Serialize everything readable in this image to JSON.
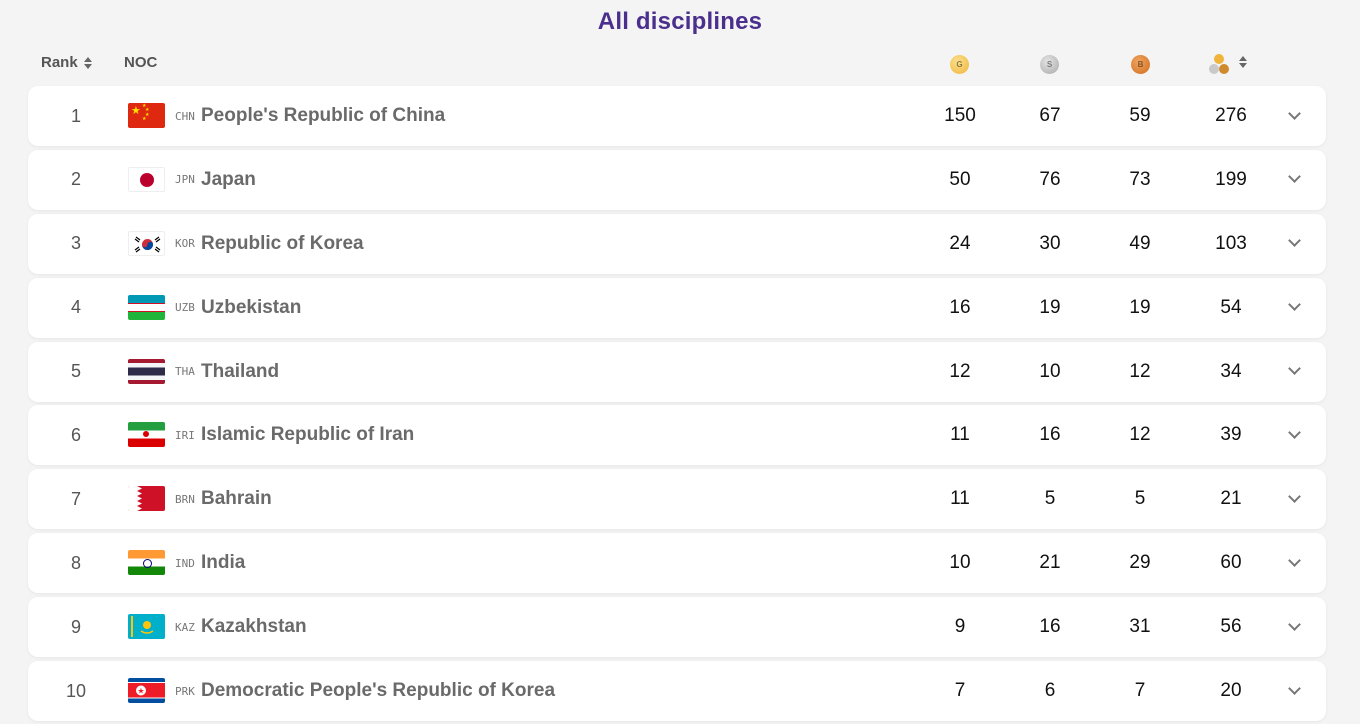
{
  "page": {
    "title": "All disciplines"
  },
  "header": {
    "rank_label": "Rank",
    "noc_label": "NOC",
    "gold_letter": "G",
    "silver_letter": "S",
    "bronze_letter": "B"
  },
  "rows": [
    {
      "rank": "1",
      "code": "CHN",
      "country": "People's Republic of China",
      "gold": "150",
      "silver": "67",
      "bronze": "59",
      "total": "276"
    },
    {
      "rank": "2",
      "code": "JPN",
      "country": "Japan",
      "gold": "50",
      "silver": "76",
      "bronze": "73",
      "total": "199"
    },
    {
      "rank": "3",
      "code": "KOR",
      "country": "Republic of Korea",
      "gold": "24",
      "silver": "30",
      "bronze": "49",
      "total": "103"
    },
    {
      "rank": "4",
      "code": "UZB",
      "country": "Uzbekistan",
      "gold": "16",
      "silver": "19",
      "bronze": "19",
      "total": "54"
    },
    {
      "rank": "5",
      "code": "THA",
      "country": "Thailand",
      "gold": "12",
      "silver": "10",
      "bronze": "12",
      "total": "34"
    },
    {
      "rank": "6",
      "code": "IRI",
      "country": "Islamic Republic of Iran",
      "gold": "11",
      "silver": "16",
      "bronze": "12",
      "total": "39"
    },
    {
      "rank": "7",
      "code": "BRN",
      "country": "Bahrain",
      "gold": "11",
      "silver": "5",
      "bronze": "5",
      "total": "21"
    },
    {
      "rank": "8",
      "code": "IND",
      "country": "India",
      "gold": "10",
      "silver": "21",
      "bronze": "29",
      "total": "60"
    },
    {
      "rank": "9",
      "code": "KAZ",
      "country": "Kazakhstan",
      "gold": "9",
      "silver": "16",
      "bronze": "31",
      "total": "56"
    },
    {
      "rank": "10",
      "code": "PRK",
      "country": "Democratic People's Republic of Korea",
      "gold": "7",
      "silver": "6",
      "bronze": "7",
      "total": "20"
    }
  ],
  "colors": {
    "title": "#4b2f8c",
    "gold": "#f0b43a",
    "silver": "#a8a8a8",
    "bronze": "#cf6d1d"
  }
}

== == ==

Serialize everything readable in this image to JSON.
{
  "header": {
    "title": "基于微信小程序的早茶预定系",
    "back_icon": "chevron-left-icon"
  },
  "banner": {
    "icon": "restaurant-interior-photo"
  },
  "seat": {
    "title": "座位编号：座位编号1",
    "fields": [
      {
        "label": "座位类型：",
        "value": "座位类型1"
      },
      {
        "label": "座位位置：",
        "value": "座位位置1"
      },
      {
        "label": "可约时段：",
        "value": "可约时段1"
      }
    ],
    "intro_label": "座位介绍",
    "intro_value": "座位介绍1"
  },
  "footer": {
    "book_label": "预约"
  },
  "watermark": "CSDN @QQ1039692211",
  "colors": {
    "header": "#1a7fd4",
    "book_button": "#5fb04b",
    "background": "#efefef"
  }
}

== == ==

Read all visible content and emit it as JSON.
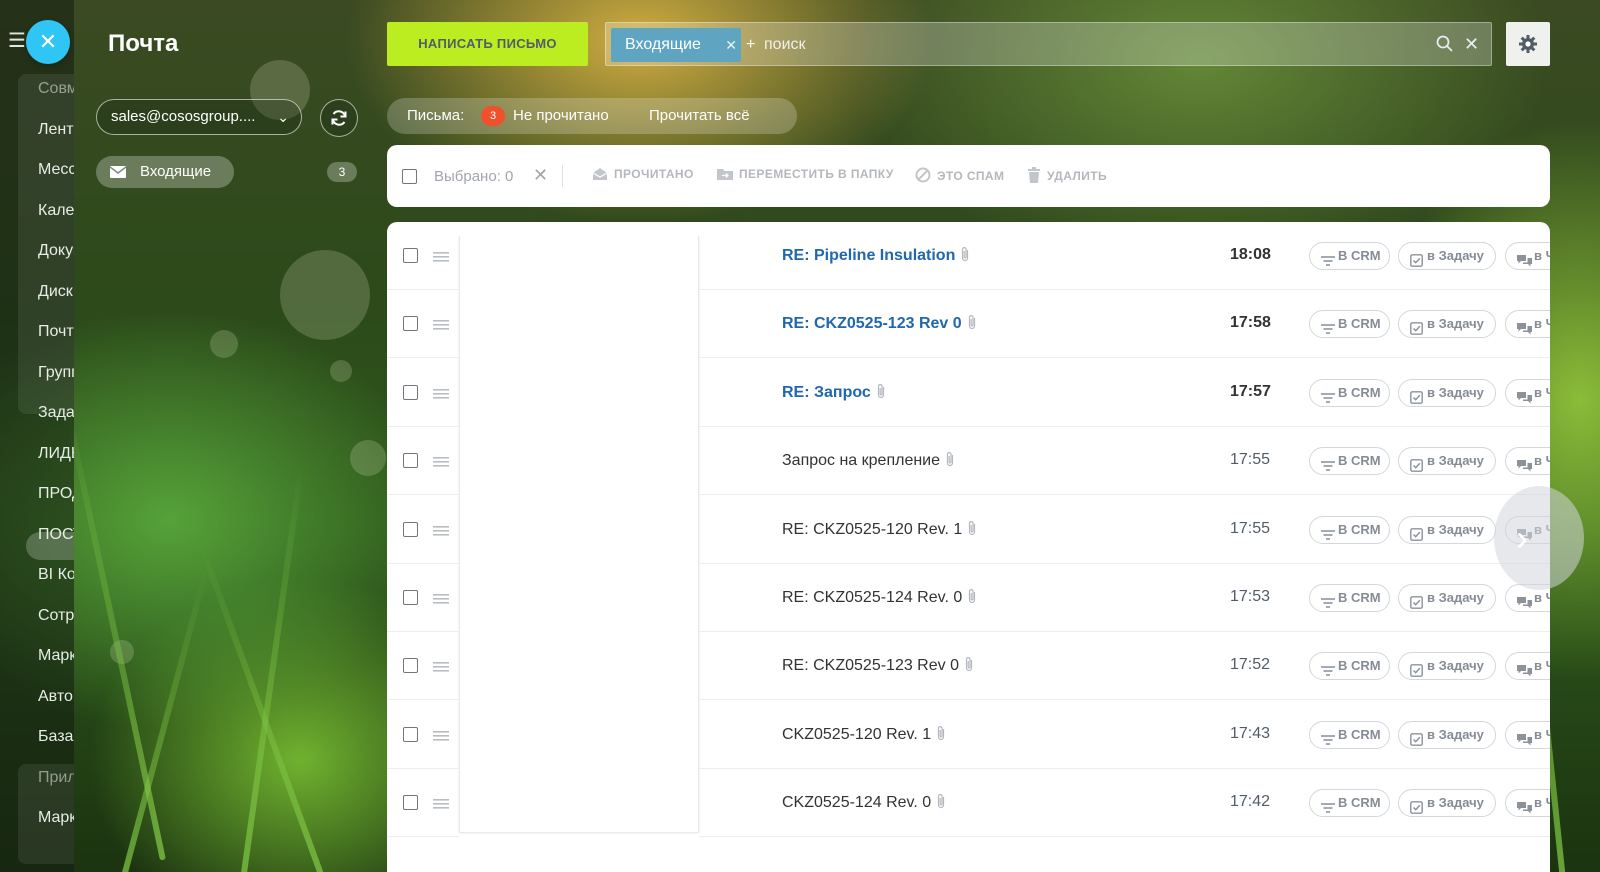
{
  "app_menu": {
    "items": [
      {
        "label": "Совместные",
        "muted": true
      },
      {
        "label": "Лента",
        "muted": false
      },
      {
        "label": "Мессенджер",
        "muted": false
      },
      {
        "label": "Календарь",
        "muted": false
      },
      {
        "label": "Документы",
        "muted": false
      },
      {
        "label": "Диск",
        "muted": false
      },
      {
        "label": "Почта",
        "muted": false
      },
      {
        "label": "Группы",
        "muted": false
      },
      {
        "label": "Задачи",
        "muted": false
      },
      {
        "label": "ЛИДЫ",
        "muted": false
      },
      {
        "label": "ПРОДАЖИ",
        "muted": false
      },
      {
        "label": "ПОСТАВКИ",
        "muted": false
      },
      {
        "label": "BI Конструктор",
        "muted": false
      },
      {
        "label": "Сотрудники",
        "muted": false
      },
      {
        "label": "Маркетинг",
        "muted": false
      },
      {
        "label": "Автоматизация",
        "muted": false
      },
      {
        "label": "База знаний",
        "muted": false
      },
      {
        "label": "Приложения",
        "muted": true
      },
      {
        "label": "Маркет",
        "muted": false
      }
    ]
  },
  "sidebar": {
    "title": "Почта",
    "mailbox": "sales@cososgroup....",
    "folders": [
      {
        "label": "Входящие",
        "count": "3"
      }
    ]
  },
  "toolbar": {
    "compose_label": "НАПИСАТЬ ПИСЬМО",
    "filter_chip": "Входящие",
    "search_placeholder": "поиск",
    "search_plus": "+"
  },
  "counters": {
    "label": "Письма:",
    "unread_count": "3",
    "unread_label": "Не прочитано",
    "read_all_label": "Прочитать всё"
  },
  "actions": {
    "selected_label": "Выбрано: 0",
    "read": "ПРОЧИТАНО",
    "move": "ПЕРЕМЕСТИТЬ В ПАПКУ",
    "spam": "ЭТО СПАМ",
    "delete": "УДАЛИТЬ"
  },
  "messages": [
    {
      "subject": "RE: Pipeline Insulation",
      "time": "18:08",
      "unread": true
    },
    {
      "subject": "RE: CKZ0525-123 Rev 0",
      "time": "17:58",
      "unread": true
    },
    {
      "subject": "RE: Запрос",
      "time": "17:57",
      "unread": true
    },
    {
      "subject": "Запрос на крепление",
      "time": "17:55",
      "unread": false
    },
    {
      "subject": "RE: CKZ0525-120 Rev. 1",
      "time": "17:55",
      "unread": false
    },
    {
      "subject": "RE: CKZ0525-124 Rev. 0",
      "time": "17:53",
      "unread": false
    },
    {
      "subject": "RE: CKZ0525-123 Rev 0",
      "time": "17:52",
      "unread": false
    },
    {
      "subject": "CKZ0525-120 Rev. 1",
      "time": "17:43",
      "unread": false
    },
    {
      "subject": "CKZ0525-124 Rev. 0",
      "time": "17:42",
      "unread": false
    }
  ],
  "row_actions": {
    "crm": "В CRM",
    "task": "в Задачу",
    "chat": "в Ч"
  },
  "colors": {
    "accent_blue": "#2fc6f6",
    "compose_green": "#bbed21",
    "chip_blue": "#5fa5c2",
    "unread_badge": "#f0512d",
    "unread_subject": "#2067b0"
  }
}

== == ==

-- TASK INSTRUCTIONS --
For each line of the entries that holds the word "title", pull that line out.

-- RESPONSE TO THE TASK --
    "title": "All disciplines"
    "title": "#4b2f8c",
    "title": "基于微信小程序的早茶预定系",
    "title": "座位编号：座位编号1",
    "title": "Почта",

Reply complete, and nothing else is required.